*** Records for the task ***

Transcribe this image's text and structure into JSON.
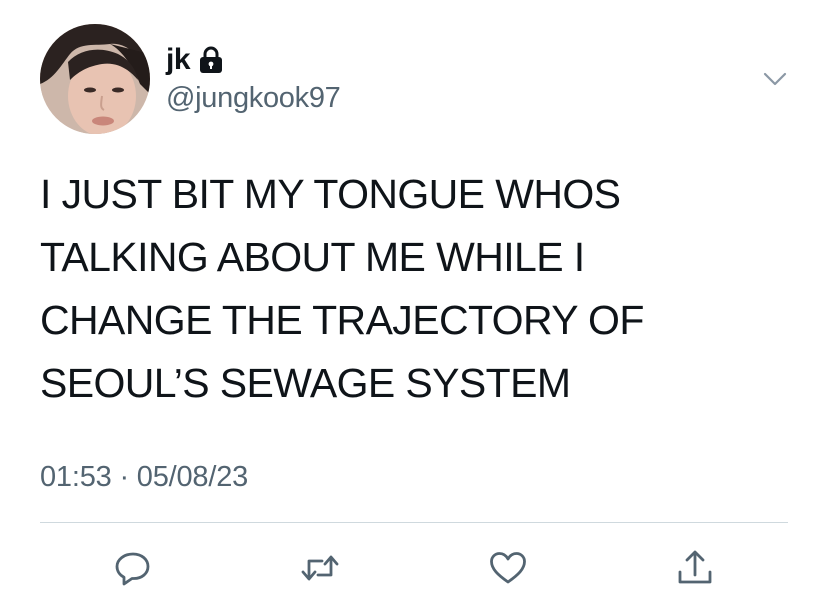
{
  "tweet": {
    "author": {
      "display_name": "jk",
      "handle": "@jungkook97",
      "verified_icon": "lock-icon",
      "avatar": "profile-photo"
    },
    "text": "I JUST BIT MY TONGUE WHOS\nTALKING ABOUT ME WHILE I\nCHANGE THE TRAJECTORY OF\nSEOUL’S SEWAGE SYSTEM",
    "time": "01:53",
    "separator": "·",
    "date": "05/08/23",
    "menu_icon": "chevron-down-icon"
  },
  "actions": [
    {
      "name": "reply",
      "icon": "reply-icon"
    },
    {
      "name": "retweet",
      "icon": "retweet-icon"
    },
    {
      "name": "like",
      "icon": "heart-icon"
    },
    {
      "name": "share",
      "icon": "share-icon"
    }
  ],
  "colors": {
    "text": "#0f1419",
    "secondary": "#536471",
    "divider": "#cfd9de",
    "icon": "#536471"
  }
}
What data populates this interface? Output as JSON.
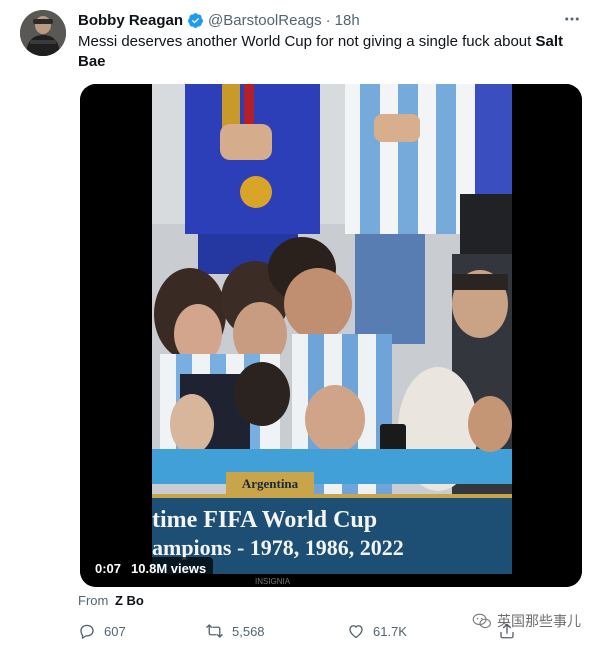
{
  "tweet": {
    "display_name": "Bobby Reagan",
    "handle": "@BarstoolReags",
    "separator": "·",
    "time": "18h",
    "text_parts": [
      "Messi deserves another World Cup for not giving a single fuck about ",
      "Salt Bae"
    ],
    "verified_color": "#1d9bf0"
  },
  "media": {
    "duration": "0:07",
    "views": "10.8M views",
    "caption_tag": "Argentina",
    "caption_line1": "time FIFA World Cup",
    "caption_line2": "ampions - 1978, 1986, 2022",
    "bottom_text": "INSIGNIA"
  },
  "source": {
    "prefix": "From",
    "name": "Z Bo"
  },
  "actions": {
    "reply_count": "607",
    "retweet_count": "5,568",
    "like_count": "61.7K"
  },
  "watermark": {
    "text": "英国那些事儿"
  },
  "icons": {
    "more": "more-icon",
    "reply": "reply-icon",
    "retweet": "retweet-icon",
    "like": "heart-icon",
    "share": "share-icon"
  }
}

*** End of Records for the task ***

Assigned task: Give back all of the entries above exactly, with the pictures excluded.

Reply to the exercise:
Transcribe this image's text and structure into JSON.
{
  "tweet": {
    "author": {
      "display_name": "jk",
      "handle": "@jungkook97",
      "verified_icon": "lock-icon",
      "avatar": "profile-photo"
    },
    "text": "I JUST BIT MY TONGUE WHOS\nTALKING ABOUT ME WHILE I\nCHANGE THE TRAJECTORY OF\nSEOUL’S SEWAGE SYSTEM",
    "time": "01:53",
    "separator": "·",
    "date": "05/08/23",
    "menu_icon": "chevron-down-icon"
  },
  "actions": [
    {
      "name": "reply",
      "icon": "reply-icon"
    },
    {
      "name": "retweet",
      "icon": "retweet-icon"
    },
    {
      "name": "like",
      "icon": "heart-icon"
    },
    {
      "name": "share",
      "icon": "share-icon"
    }
  ],
  "colors": {
    "text": "#0f1419",
    "secondary": "#536471",
    "divider": "#cfd9de",
    "icon": "#536471"
  }
}
What data populates this interface? Output as JSON.
{
  "tweet": {
    "display_name": "Bobby Reagan",
    "handle": "@BarstoolReags",
    "separator": "·",
    "time": "18h",
    "text_parts": [
      "Messi deserves another World Cup for not giving a single fuck about ",
      "Salt Bae"
    ],
    "verified_color": "#1d9bf0"
  },
  "media": {
    "duration": "0:07",
    "views": "10.8M views",
    "caption_tag": "Argentina",
    "caption_line1": "time FIFA World Cup",
    "caption_line2": "ampions - 1978, 1986, 2022",
    "bottom_text": "INSIGNIA"
  },
  "source": {
    "prefix": "From",
    "name": "Z Bo"
  },
  "actions": {
    "reply_count": "607",
    "retweet_count": "5,568",
    "like_count": "61.7K"
  },
  "watermark": {
    "text": "英国那些事儿"
  },
  "icons": {
    "more": "more-icon",
    "reply": "reply-icon",
    "retweet": "retweet-icon",
    "like": "heart-icon",
    "share": "share-icon"
  }
}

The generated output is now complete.